## WHAT YOU ARE ASKED TO DO
Copy each line of the material beneath that holds the word "JSON".

## RECORD SET
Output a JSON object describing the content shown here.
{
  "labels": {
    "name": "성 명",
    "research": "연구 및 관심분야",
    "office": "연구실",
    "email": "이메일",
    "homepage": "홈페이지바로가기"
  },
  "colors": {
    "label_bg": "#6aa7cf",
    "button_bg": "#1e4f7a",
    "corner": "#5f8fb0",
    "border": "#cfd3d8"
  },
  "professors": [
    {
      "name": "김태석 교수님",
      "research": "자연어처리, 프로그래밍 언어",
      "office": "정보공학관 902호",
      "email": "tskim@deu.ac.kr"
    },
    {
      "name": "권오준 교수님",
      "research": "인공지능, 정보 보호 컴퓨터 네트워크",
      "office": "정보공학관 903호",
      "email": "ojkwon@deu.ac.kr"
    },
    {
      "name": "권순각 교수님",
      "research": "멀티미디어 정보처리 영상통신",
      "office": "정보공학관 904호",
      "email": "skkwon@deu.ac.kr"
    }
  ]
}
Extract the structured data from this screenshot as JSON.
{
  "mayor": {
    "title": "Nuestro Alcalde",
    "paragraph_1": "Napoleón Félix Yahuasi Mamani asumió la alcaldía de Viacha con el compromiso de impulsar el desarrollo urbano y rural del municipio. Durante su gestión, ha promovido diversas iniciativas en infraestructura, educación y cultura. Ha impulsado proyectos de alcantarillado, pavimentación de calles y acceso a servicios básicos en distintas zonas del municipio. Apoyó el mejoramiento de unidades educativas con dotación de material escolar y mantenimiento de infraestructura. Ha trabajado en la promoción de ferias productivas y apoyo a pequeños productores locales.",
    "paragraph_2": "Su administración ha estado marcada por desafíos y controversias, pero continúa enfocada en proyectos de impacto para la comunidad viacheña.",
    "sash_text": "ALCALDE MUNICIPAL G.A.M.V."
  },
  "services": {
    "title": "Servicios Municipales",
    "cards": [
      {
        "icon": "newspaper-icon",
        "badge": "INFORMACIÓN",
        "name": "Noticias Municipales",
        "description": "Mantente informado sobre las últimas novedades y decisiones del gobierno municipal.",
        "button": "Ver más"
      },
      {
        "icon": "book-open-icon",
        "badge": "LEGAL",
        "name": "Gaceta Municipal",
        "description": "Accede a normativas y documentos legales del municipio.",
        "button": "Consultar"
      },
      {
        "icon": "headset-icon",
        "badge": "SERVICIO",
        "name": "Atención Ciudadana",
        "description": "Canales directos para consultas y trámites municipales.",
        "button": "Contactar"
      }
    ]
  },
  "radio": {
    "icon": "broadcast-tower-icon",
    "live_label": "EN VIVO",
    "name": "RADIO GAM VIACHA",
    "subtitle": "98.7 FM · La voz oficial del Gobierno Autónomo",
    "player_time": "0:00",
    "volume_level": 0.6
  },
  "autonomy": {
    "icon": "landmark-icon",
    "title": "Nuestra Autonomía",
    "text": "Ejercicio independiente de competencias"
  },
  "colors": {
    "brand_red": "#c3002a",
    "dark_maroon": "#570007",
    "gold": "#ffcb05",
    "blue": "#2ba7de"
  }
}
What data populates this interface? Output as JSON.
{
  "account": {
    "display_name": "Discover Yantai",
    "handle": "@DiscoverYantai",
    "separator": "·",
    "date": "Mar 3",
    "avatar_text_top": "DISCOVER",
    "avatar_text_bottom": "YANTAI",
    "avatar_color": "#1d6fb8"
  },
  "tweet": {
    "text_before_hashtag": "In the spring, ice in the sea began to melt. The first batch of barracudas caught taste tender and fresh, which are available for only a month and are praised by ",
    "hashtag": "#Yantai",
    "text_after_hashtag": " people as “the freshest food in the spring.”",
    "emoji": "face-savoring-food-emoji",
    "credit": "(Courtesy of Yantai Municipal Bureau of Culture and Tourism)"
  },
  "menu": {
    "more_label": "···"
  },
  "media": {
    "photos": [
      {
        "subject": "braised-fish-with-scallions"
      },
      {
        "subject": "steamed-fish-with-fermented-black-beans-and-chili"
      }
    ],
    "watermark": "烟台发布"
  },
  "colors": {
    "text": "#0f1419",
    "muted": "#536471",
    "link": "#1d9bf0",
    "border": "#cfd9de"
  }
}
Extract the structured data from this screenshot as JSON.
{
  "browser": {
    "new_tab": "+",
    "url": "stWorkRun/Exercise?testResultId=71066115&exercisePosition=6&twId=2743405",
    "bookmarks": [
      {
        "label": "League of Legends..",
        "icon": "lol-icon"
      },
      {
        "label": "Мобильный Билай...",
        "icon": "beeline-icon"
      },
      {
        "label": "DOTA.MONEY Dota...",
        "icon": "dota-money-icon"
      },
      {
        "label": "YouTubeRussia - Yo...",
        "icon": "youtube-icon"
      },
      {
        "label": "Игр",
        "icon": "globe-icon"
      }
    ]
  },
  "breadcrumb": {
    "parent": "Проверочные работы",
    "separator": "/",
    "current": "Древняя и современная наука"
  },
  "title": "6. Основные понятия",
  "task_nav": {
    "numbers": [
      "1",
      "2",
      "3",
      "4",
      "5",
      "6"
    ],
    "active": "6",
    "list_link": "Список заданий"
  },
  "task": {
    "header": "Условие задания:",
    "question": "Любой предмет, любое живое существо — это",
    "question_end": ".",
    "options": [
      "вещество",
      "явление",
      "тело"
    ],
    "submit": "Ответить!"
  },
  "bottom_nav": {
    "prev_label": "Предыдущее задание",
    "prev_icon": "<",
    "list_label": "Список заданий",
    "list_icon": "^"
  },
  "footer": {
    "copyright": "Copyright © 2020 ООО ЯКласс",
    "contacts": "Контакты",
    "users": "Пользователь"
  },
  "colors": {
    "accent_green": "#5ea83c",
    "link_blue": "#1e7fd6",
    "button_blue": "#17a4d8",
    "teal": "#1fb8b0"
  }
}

## EXERCISE RESULT
Output a JSON object describing the content shown here.
Extract the structured data from this screenshot as JSON.
What data populates this interface? Output as JSON.
Extract the structured data from this screenshot as JSON.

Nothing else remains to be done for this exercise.